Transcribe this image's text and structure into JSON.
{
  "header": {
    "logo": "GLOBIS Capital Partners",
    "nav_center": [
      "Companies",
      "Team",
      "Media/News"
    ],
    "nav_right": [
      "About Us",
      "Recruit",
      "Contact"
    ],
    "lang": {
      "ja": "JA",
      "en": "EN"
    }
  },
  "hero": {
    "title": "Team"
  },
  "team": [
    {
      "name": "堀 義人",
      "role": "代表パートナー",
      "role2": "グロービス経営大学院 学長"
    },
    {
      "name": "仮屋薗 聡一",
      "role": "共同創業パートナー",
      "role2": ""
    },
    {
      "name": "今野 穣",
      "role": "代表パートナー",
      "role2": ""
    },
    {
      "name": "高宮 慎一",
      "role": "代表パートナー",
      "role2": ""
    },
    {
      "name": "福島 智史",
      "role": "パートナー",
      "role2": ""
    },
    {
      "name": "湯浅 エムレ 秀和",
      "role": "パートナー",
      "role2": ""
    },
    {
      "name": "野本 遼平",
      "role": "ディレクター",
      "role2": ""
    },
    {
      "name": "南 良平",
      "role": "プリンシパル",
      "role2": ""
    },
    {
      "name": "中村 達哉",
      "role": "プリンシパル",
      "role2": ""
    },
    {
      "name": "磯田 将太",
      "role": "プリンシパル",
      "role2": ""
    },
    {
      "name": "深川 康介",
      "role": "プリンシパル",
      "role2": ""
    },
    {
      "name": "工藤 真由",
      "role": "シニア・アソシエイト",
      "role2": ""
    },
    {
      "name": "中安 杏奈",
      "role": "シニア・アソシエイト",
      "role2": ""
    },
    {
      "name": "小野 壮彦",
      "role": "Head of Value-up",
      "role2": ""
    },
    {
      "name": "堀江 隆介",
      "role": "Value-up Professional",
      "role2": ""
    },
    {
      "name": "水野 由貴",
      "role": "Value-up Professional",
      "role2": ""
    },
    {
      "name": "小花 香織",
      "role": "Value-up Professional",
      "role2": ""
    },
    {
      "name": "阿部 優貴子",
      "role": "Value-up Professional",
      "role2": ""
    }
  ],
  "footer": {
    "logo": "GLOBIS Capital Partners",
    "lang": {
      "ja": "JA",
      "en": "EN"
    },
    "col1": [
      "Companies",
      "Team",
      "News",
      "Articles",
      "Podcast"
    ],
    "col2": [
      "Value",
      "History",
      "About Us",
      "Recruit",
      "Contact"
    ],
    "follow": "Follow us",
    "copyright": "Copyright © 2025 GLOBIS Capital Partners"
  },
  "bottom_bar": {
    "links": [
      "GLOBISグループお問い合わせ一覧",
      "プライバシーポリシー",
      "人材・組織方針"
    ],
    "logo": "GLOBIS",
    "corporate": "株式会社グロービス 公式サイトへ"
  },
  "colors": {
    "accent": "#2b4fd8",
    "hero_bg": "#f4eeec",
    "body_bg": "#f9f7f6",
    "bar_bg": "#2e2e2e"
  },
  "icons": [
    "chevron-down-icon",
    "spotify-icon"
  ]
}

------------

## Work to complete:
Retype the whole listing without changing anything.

## Output below:
Transcribe this image's text and structure into JSON.
{
  "header": {
    "logo": "GLOBIS Capital Partners",
    "nav_center": [
      "Companies",
      "Team",
      "Media/News"
    ],
    "nav_right": [
      "About Us",
      "Recruit",
      "Contact"
    ],
    "lang": {
      "ja": "JA",
      "en": "EN"
    }
  },
  "hero": {
    "title": "Team"
  },
  "team": [
    {
      "name": "堀 義人",
      "role": "代表パートナー",
      "role2": "グロービス経営大学院 学長"
    },
    {
      "name": "仮屋薗 聡一",
      "role": "共同創業パートナー",
      "role2": ""
    },
    {
      "name": "今野 穣",
      "role": "代表パートナー",
      "role2": ""
    },
    {
      "name": "高宮 慎一",
      "role": "代表パートナー",
      "role2": ""
    },
    {
      "name": "福島 智史",
      "role": "パートナー",
      "role2": ""
    },
    {
      "name": "湯浅 エムレ 秀和",
      "role": "パートナー",
      "role2": ""
    },
    {
      "name": "野本 遼平",
      "role": "ディレクター",
      "role2": ""
    },
    {
      "name": "南 良平",
      "role": "プリンシパル",
      "role2": ""
    },
    {
      "name": "中村 達哉",
      "role": "プリンシパル",
      "role2": ""
    },
    {
      "name": "磯田 将太",
      "role": "プリンシパル",
      "role2": ""
    },
    {
      "name": "深川 康介",
      "role": "プリンシパル",
      "role2": ""
    },
    {
      "name": "工藤 真由",
      "role": "シニア・アソシエイト",
      "role2": ""
    },
    {
      "name": "中安 杏奈",
      "role": "シニア・アソシエイト",
      "role2": ""
    },
    {
      "name": "小野 壮彦",
      "role": "Head of Value-up",
      "role2": ""
    },
    {
      "name": "堀江 隆介",
      "role": "Value-up Professional",
      "role2": ""
    },
    {
      "name": "水野 由貴",
      "role": "Value-up Professional",
      "role2": ""
    },
    {
      "name": "小花 香織",
      "role": "Value-up Professional",
      "role2": ""
    },
    {
      "name": "阿部 優貴子",
      "role": "Value-up Professional",
      "role2": ""
    }
  ],
  "footer": {
    "logo": "GLOBIS Capital Partners",
    "lang": {
      "ja": "JA",
      "en": "EN"
    },
    "col1": [
      "Companies",
      "Team",
      "News",
      "Articles",
      "Podcast"
    ],
    "col2": [
      "Value",
      "History",
      "About Us",
      "Recruit",
      "Contact"
    ],
    "follow": "Follow us",
    "copyright": "Copyright © 2025 GLOBIS Capital Partners"
  },
  "bottom_bar": {
    "links": [
      "GLOBISグループお問い合わせ一覧",
      "プライバシーポリシー",
      "人材・組織方針"
    ],
    "logo": "GLOBIS",
    "corporate": "株式会社グロービス 公式サイトへ"
  },
  "colors": {
    "accent": "#2b4fd8",
    "hero_bg": "#f4eeec",
    "body_bg": "#f9f7f6",
    "bar_bg": "#2e2e2e"
  },
  "icons": [
    "chevron-down-icon",
    "spotify-icon"
  ]
}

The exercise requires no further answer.